■ **Instructions for the task**
Word for word, restate the records that come next, omitting the images.

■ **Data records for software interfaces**
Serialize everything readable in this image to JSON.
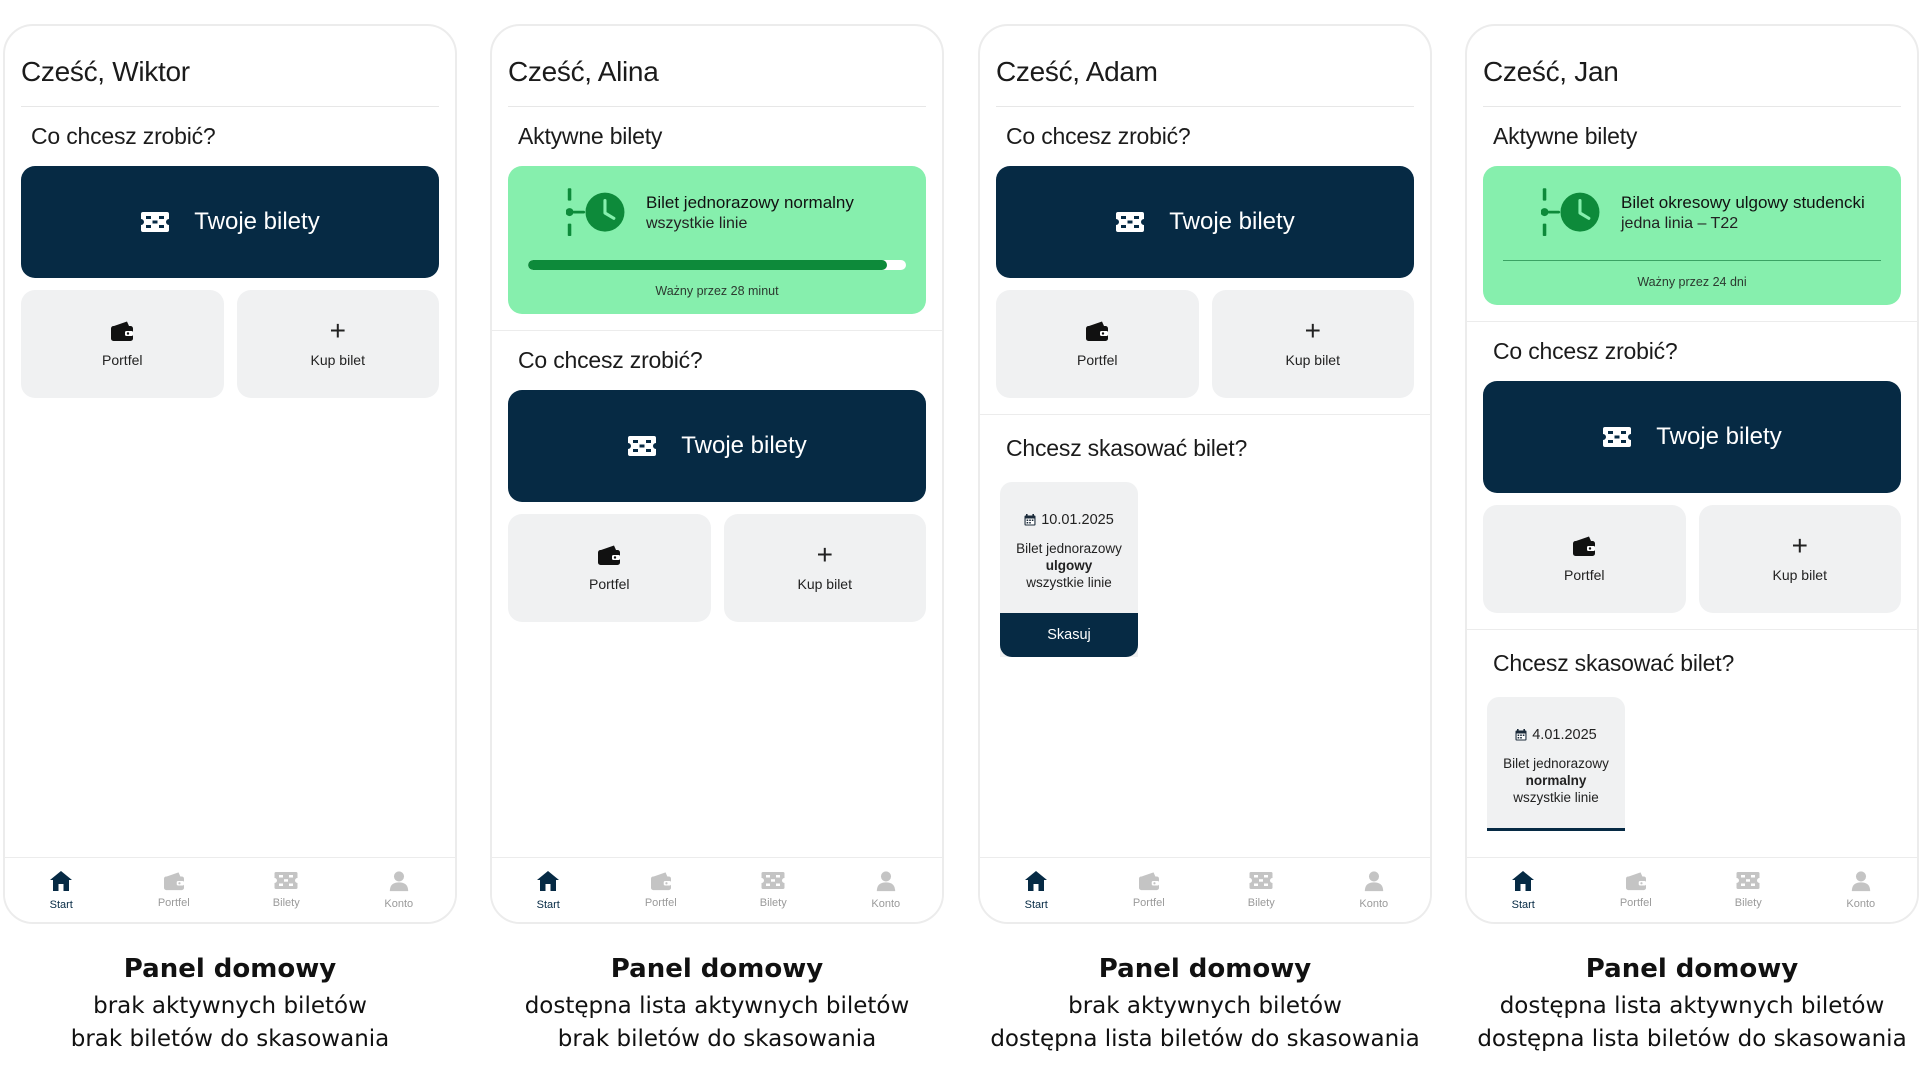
{
  "screens": [
    {
      "greeting": "Cześć, Wiktor",
      "actions_title": "Co chcesz zrobić?",
      "big_button": "Twoje bilety",
      "btn_wallet": "Portfel",
      "btn_buy": "Kup bilet",
      "nav": [
        "Start",
        "Portfel",
        "Bilety",
        "Konto"
      ]
    },
    {
      "greeting": "Cześć, Alina",
      "active_title": "Aktywne bilety",
      "active_ticket": {
        "title": "Bilet jednorazowy normalny",
        "subtitle": "wszystkie linie",
        "valid": "Ważny przez 28 minut",
        "progress": 0.95
      },
      "actions_title": "Co chcesz zrobić?",
      "big_button": "Twoje bilety",
      "btn_wallet": "Portfel",
      "btn_buy": "Kup bilet",
      "nav": [
        "Start",
        "Portfel",
        "Bilety",
        "Konto"
      ]
    },
    {
      "greeting": "Cześć, Adam",
      "actions_title": "Co chcesz zrobić?",
      "big_button": "Twoje bilety",
      "btn_wallet": "Portfel",
      "btn_buy": "Kup bilet",
      "validate_title": "Chcesz skasować bilet?",
      "validate_ticket": {
        "date": "10.01.2025",
        "line1": "Bilet jednorazowy",
        "line2": "ulgowy",
        "line3": "wszystkie linie",
        "button": "Skasuj"
      },
      "nav": [
        "Start",
        "Portfel",
        "Bilety",
        "Konto"
      ]
    },
    {
      "greeting": "Cześć, Jan",
      "active_title": "Aktywne bilety",
      "active_ticket": {
        "title": "Bilet okresowy ulgowy studencki",
        "subtitle": "jedna linia – T22",
        "valid": "Ważny przez 24 dni"
      },
      "actions_title": "Co chcesz zrobić?",
      "big_button": "Twoje bilety",
      "btn_wallet": "Portfel",
      "btn_buy": "Kup bilet",
      "validate_title": "Chcesz skasować bilet?",
      "validate_ticket": {
        "date": "4.01.2025",
        "line1": "Bilet jednorazowy",
        "line2": "normalny",
        "line3": "wszystkie linie"
      },
      "nav": [
        "Start",
        "Portfel",
        "Bilety",
        "Konto"
      ]
    }
  ],
  "captions": [
    {
      "title": "Panel domowy",
      "line1": "brak aktywnych biletów",
      "line2": "brak biletów do skasowania"
    },
    {
      "title": "Panel domowy",
      "line1": "dostępna lista aktywnych biletów",
      "line2": "brak biletów do skasowania"
    },
    {
      "title": "Panel domowy",
      "line1": "brak aktywnych biletów",
      "line2": "dostępna lista biletów do skasowania"
    },
    {
      "title": "Panel domowy",
      "line1": "dostępna lista aktywnych biletów",
      "line2": "dostępna lista biletów do skasowania"
    }
  ],
  "colors": {
    "primary": "#062a44",
    "active_card": "#86efad",
    "accent_green": "#0d8a3a",
    "light_button": "#f0f1f2"
  }
}
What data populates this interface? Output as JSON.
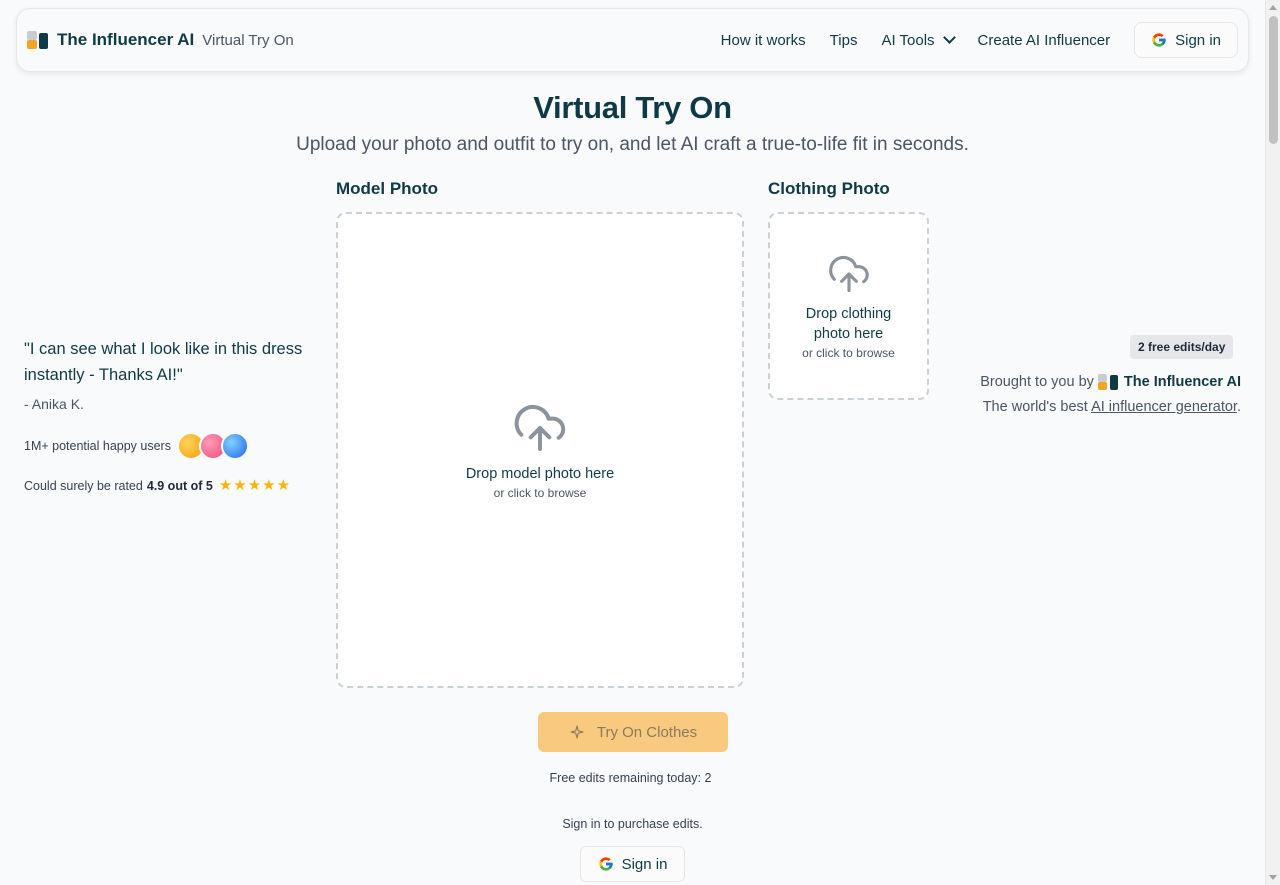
{
  "header": {
    "brand": "The Influencer AI",
    "brand_sub": "Virtual Try On",
    "nav": {
      "how_it_works": "How it works",
      "tips": "Tips",
      "ai_tools": "AI Tools",
      "create": "Create AI Influencer"
    },
    "signin_label": "Sign in"
  },
  "hero": {
    "title": "Virtual Try On",
    "subtitle": "Upload your photo and outfit to try on, and let AI craft a true-to-life fit in seconds."
  },
  "testimonial": {
    "quote": "\"I can see what I look like in this dress instantly - Thanks AI!\"",
    "author": "- Anika K.",
    "users_text": "1M+ potential happy users",
    "rating_prefix": "Could surely be rated",
    "rating_value": "4.9 out of 5",
    "stars": 5
  },
  "model_panel": {
    "label": "Model Photo",
    "drop_text": "Drop model photo here",
    "hint": "or click to browse"
  },
  "clothing_panel": {
    "label": "Clothing Photo",
    "drop_text": "Drop clothing photo here",
    "hint": "or click to browse"
  },
  "promo": {
    "badge": "2 free edits/day",
    "brought_by": "Brought to you by",
    "brand": "The Influencer AI",
    "worlds_prefix": "The world's best",
    "worlds_link": "AI influencer generator",
    "worlds_suffix": "."
  },
  "actions": {
    "try_on": "Try On Clothes",
    "free_remaining": "Free edits remaining today: 2",
    "signin_purchase": "Sign in to purchase edits.",
    "signin_label": "Sign in"
  },
  "colors": {
    "primary": "#0f3a45",
    "accent": "#f8c97e",
    "star": "#f5b50a"
  }
}
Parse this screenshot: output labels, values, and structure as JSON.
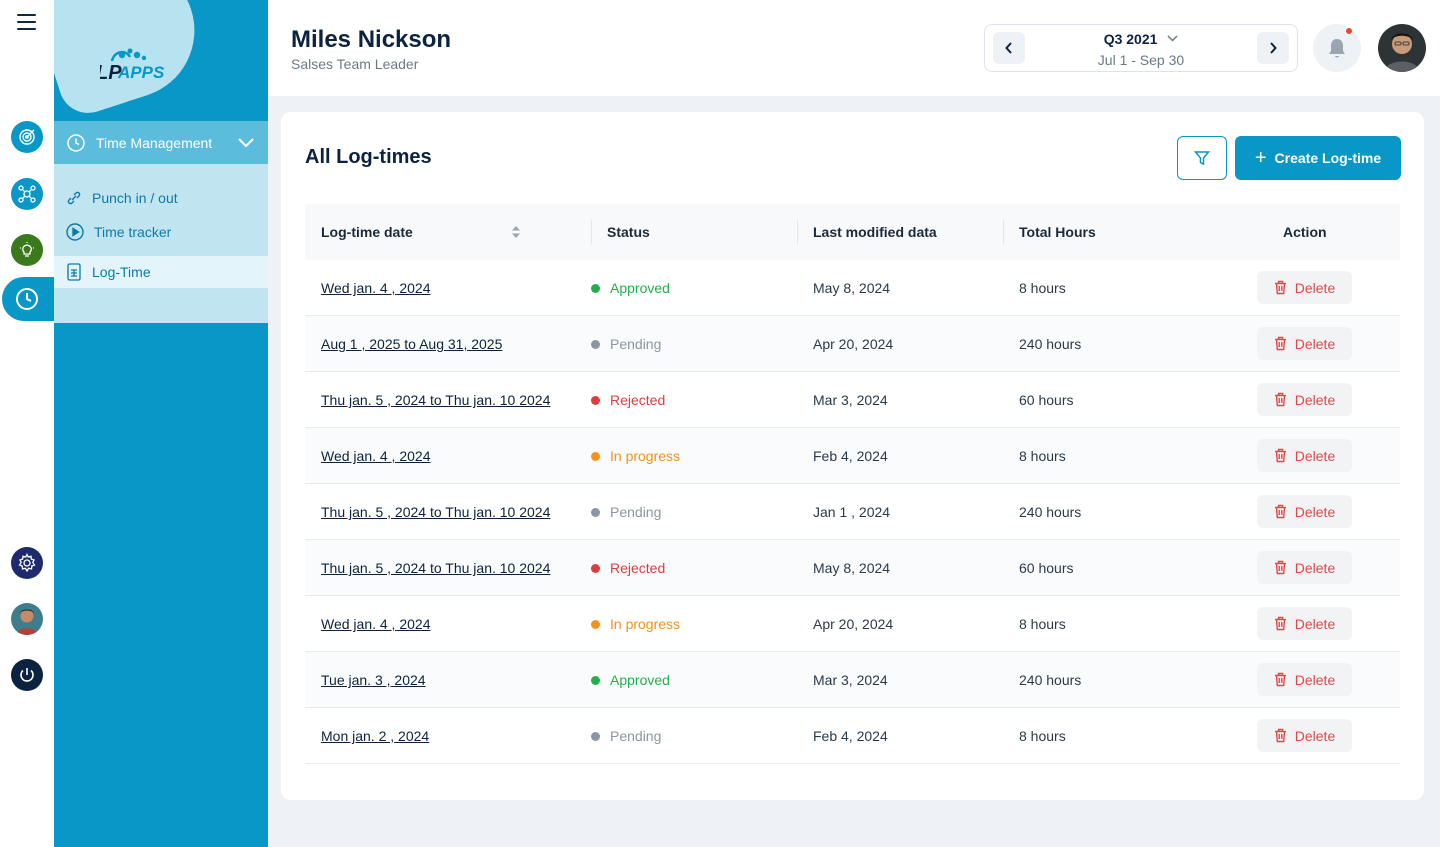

■ **Response box**
Serialize everything readable in this image to JSON.
{
  "screens": [
    {
      "greeting": "Cześć, Wiktor",
      "actions_title": "Co chcesz zrobić?",
      "big_button": "Twoje bilety",
      "btn_wallet": "Portfel",
      "btn_buy": "Kup bilet",
      "nav": [
        "Start",
        "Portfel",
        "Bilety",
        "Konto"
      ]
    },
    {
      "greeting": "Cześć, Alina",
      "active_title": "Aktywne bilety",
      "active_ticket": {
        "title": "Bilet jednorazowy normalny",
        "subtitle": "wszystkie linie",
        "valid": "Ważny przez 28 minut",
        "progress": 0.95
      },
      "actions_title": "Co chcesz zrobić?",
      "big_button": "Twoje bilety",
      "btn_wallet": "Portfel",
      "btn_buy": "Kup bilet",
      "nav": [
        "Start",
        "Portfel",
        "Bilety",
        "Konto"
      ]
    },
    {
      "greeting": "Cześć, Adam",
      "actions_title": "Co chcesz zrobić?",
      "big_button": "Twoje bilety",
      "btn_wallet": "Portfel",
      "btn_buy": "Kup bilet",
      "validate_title": "Chcesz skasować bilet?",
      "validate_ticket": {
        "date": "10.01.2025",
        "line1": "Bilet jednorazowy",
        "line2": "ulgowy",
        "line3": "wszystkie linie",
        "button": "Skasuj"
      },
      "nav": [
        "Start",
        "Portfel",
        "Bilety",
        "Konto"
      ]
    },
    {
      "greeting": "Cześć, Jan",
      "active_title": "Aktywne bilety",
      "active_ticket": {
        "title": "Bilet okresowy ulgowy studencki",
        "subtitle": "jedna linia – T22",
        "valid": "Ważny przez 24 dni"
      },
      "actions_title": "Co chcesz zrobić?",
      "big_button": "Twoje bilety",
      "btn_wallet": "Portfel",
      "btn_buy": "Kup bilet",
      "validate_title": "Chcesz skasować bilet?",
      "validate_ticket": {
        "date": "4.01.2025",
        "line1": "Bilet jednorazowy",
        "line2": "normalny",
        "line3": "wszystkie linie"
      },
      "nav": [
        "Start",
        "Portfel",
        "Bilety",
        "Konto"
      ]
    }
  ],
  "captions": [
    {
      "title": "Panel domowy",
      "line1": "brak aktywnych biletów",
      "line2": "brak biletów do skasowania"
    },
    {
      "title": "Panel domowy",
      "line1": "dostępna lista aktywnych biletów",
      "line2": "brak biletów do skasowania"
    },
    {
      "title": "Panel domowy",
      "line1": "brak aktywnych biletów",
      "line2": "dostępna lista biletów do skasowania"
    },
    {
      "title": "Panel domowy",
      "line1": "dostępna lista aktywnych biletów",
      "line2": "dostępna lista biletów do skasowania"
    }
  ],
  "colors": {
    "primary": "#062a44",
    "active_card": "#86efad",
    "accent_green": "#0d8a3a",
    "light_button": "#f0f1f2"
  }
}
What data populates this interface? Output as JSON.
{
  "header": {
    "brand": "The Influencer AI",
    "brand_sub": "Virtual Try On",
    "nav": {
      "how_it_works": "How it works",
      "tips": "Tips",
      "ai_tools": "AI Tools",
      "create": "Create AI Influencer"
    },
    "signin_label": "Sign in"
  },
  "hero": {
    "title": "Virtual Try On",
    "subtitle": "Upload your photo and outfit to try on, and let AI craft a true-to-life fit in seconds."
  },
  "testimonial": {
    "quote": "\"I can see what I look like in this dress instantly - Thanks AI!\"",
    "author": "- Anika K.",
    "users_text": "1M+ potential happy users",
    "rating_prefix": "Could surely be rated",
    "rating_value": "4.9 out of 5",
    "stars": 5
  },
  "model_panel": {
    "label": "Model Photo",
    "drop_text": "Drop model photo here",
    "hint": "or click to browse"
  },
  "clothing_panel": {
    "label": "Clothing Photo",
    "drop_text": "Drop clothing photo here",
    "hint": "or click to browse"
  },
  "promo": {
    "badge": "2 free edits/day",
    "brought_by": "Brought to you by",
    "brand": "The Influencer AI",
    "worlds_prefix": "The world's best",
    "worlds_link": "AI influencer generator",
    "worlds_suffix": "."
  },
  "actions": {
    "try_on": "Try On Clothes",
    "free_remaining": "Free edits remaining today: 2",
    "signin_purchase": "Sign in to purchase edits.",
    "signin_label": "Sign in"
  },
  "colors": {
    "primary": "#0f3a45",
    "accent": "#f8c97e",
    "star": "#f5b50a"
  }
}
Parse this screenshot: output labels, values, and structure as JSON.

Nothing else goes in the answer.